● Exercise goal
Word for word, repeat the data that follows. Do not include the pictures.

══ Recorded data ══

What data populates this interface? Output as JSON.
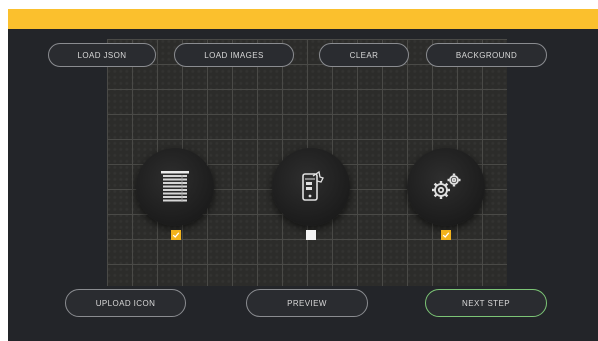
{
  "toolbar": {
    "load_json": "LOAD JSON",
    "load_images": "LOAD IMAGES",
    "clear": "CLEAR",
    "background": "BACKGROUND"
  },
  "items": [
    {
      "icon": "blinds-icon",
      "checked": true
    },
    {
      "icon": "phone-touch-icon",
      "checked": false
    },
    {
      "icon": "gears-icon",
      "checked": true
    }
  ],
  "footer": {
    "upload_icon": "UPLOAD ICON",
    "preview": "PREVIEW",
    "next_step": "NEXT STEP"
  },
  "colors": {
    "accent_bar": "#fbc02d",
    "checkbox_on": "#f2b31c",
    "next_border": "#7cc576"
  }
}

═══

● Solution to the exercise
What data populates this interface? Output as JSON.
{
  "toolbar": {
    "load_json": "LOAD JSON",
    "load_images": "LOAD IMAGES",
    "clear": "CLEAR",
    "background": "BACKGROUND"
  },
  "items": [
    {
      "icon": "blinds-icon",
      "checked": true
    },
    {
      "icon": "phone-touch-icon",
      "checked": false
    },
    {
      "icon": "gears-icon",
      "checked": true
    }
  ],
  "footer": {
    "upload_icon": "UPLOAD ICON",
    "preview": "PREVIEW",
    "next_step": "NEXT STEP"
  },
  "colors": {
    "accent_bar": "#fbc02d",
    "checkbox_on": "#f2b31c",
    "next_border": "#7cc576"
  }
}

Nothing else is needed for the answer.